Dover, DE: An employee who uses medical cannabis in compliance with state law to heal from a work-related injury may be denied workers’ compensation, according to a ruling by the Delaware Superior Court.
The Court’s ruling affirmed that the state’s Industrial Access Board acted appropriately when it denied an employee’s claim for medical marijuana-related reimbursement costs because the weight of the evidence did not find the treatment to be “reasonable and necessary” – a standard that must be met under the state’s Workers’ Compensation Act.
It determined: “The General Assembly’s finding that medical marijuana can effectively treat some patients does not amount to a finding that medical marijuana is ‘reasonable and necessary’ to treat all patients. Indeed, whether medical treatment is reasonable and necessary is an individualized inquiry. Thus, the General Assembly’s acknowledgment of medical marijuana’s efficacy in treating some patients does not preclude a finding that medical marijuana is not reasonable or necessary for [this] particular patient.”
Courts in several other states, including New Jersey and New Hampshire, have determined that employees injured on the job are eligible to have their medical marijuana-related costs reimbursed by their employers.

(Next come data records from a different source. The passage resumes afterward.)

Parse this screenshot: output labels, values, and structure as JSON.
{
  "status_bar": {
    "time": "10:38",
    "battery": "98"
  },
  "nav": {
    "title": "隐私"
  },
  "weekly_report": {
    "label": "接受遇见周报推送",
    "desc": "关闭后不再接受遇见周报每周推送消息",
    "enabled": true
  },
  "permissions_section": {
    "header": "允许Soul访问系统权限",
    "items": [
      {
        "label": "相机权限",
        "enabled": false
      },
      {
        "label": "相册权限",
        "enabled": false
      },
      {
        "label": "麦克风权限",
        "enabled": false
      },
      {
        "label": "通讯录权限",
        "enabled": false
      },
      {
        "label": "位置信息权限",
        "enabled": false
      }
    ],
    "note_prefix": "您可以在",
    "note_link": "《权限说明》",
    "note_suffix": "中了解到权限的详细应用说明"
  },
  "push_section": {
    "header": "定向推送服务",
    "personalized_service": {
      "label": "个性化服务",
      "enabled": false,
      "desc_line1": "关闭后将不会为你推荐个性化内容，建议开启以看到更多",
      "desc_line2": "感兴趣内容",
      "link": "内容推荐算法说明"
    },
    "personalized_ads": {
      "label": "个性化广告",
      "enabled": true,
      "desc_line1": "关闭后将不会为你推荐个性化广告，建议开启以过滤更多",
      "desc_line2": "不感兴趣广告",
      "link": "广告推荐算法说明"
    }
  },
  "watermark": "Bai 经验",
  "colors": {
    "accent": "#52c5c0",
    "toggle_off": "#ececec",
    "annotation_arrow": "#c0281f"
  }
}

The case is Nobles-Roark v. Back Burner, Case No. N19A-11-001 ALR (Del. Superior Ct. July 28, 2020).